_Activity_. Please count how many lines of the data include the word "title". Give only that number in reply.

Excerpts from a dataset:
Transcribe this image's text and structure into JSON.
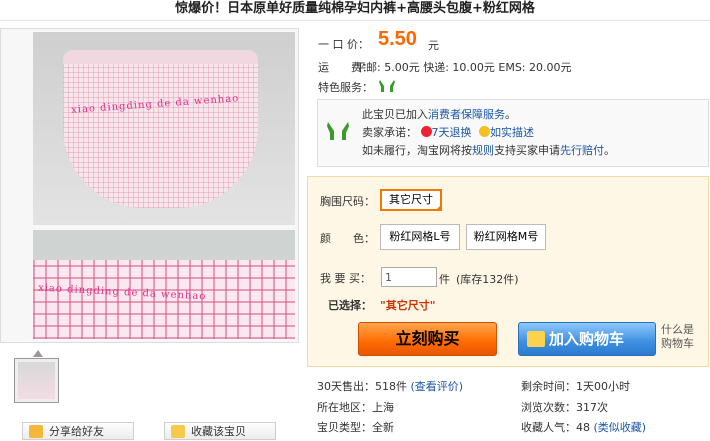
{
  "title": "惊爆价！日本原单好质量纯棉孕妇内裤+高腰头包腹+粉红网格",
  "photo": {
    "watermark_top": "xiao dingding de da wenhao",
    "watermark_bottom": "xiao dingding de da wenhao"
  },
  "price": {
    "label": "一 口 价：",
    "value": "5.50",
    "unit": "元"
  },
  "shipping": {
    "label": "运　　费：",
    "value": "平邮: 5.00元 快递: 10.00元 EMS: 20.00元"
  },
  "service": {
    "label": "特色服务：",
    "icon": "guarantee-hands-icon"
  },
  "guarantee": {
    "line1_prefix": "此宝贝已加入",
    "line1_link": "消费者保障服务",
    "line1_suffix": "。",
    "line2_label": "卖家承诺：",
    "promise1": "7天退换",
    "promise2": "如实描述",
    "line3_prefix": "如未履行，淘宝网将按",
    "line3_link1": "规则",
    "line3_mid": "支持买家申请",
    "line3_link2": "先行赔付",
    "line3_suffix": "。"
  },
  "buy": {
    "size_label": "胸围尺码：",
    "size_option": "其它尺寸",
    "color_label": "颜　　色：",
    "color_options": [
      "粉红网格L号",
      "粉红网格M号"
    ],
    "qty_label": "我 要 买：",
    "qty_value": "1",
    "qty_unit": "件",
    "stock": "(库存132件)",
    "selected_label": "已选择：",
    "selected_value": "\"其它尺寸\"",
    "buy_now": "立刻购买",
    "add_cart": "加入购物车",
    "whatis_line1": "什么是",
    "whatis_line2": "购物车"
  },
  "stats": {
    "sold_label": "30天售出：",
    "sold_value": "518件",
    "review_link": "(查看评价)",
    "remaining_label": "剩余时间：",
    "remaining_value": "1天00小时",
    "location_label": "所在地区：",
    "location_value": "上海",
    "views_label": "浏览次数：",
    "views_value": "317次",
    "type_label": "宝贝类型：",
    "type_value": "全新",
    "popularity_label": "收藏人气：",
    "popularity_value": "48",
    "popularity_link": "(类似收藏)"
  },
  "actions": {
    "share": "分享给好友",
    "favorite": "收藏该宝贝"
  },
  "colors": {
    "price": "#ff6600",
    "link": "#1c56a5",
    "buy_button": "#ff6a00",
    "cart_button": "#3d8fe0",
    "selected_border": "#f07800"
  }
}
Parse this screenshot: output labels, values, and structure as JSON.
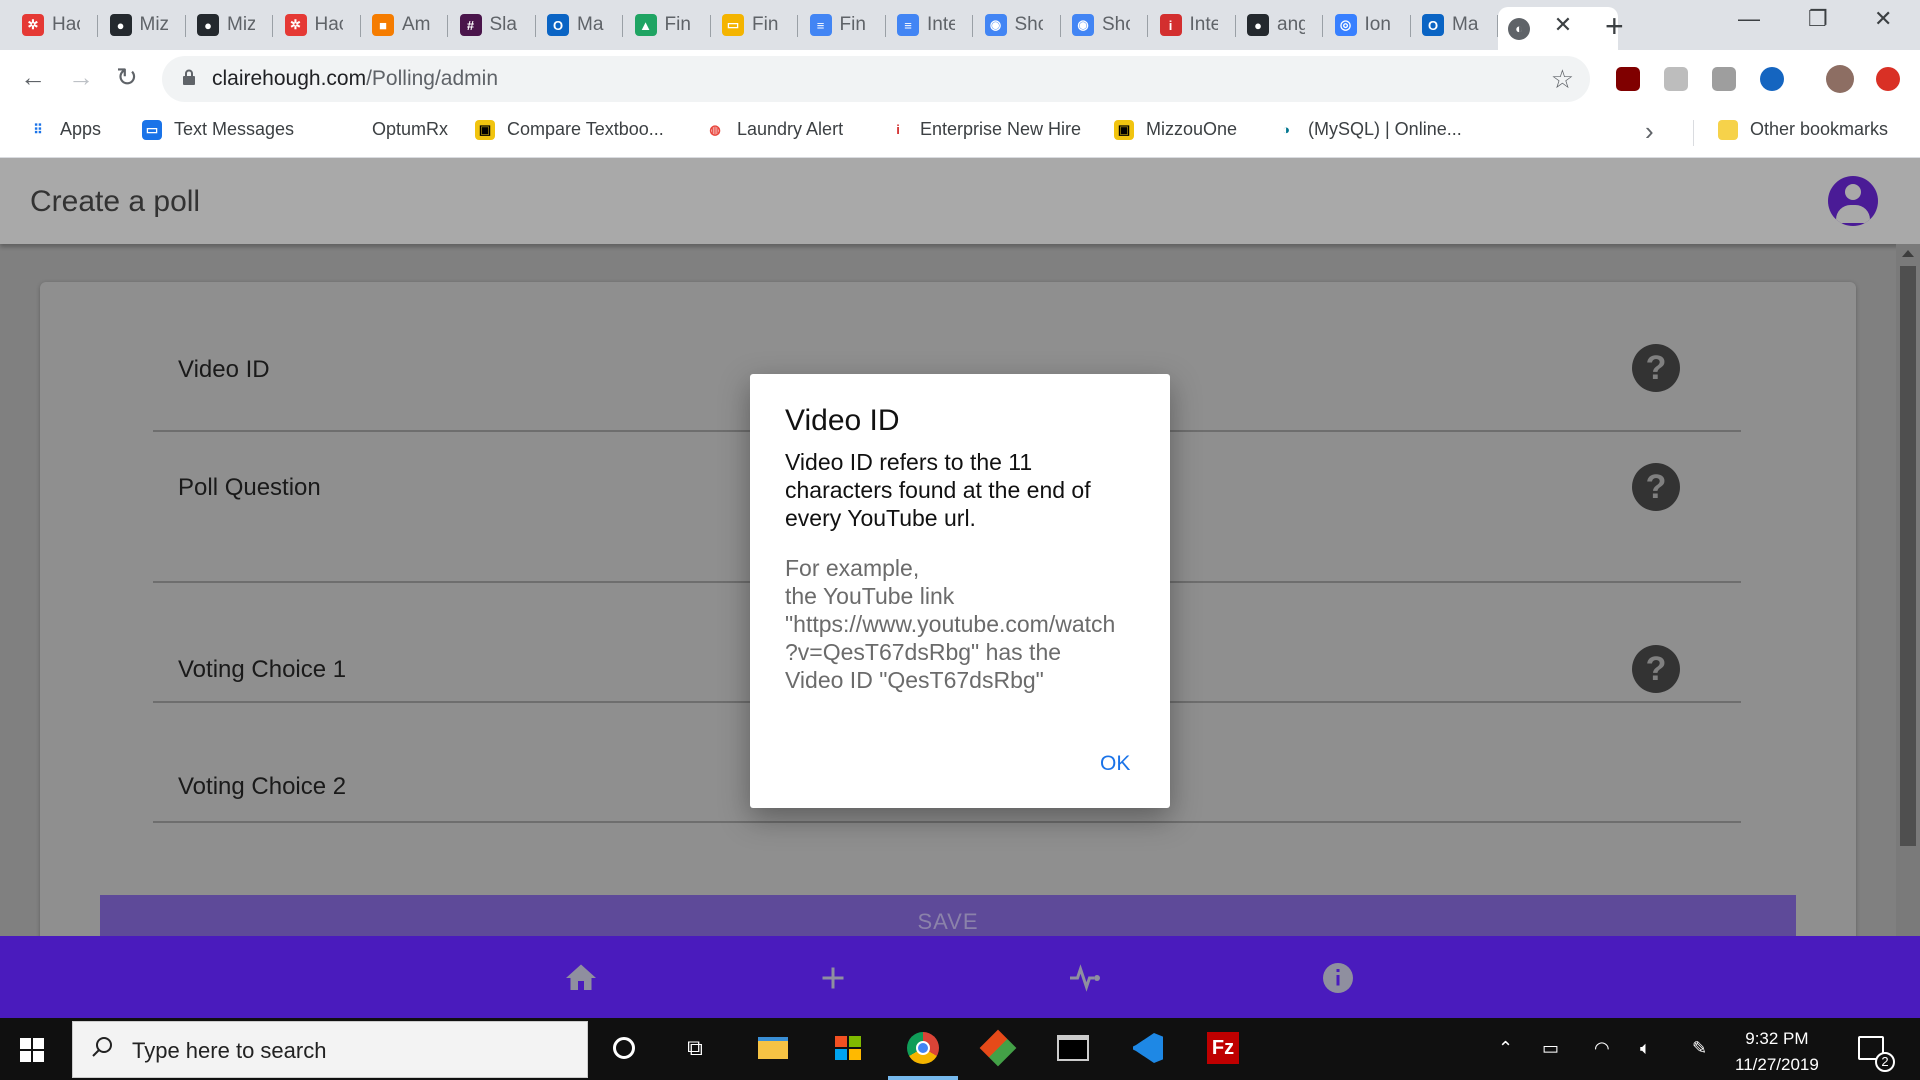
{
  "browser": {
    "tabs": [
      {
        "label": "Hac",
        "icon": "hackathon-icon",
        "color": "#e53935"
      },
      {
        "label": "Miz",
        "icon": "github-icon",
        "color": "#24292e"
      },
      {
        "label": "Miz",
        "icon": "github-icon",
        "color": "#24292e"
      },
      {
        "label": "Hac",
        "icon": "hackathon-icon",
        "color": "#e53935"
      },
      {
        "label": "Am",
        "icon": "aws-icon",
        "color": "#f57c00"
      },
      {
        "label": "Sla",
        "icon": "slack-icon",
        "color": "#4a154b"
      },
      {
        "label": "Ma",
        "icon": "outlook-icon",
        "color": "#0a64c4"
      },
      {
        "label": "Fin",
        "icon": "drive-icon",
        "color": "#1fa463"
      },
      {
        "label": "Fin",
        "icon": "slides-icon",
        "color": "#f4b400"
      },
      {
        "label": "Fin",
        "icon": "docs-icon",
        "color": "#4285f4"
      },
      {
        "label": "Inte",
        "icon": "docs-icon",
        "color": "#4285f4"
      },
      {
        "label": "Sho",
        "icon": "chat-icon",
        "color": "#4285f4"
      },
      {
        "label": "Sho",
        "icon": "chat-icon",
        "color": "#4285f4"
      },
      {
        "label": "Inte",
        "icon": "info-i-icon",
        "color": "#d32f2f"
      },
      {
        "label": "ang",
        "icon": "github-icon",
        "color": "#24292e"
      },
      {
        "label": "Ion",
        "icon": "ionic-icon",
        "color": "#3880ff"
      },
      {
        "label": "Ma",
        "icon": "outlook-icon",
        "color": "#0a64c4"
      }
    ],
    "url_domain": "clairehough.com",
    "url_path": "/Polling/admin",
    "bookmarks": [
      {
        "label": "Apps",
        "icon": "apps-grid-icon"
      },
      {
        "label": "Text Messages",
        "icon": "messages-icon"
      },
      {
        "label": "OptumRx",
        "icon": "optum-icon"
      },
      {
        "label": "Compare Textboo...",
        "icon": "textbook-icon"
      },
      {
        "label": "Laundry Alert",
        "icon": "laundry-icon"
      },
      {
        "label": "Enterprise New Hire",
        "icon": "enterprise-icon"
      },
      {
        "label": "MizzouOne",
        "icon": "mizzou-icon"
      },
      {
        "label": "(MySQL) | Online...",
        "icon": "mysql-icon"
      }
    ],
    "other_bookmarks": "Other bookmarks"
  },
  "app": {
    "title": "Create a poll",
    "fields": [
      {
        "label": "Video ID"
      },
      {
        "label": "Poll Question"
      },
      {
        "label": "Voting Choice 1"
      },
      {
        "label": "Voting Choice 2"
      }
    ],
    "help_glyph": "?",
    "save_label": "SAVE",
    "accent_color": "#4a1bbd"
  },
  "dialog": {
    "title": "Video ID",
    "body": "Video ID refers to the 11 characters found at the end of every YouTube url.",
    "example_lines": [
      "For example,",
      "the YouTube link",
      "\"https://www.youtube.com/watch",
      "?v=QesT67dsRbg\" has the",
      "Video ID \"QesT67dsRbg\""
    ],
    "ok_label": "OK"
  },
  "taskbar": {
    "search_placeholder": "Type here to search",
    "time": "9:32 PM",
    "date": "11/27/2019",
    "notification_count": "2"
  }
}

_Answer for the task_. 3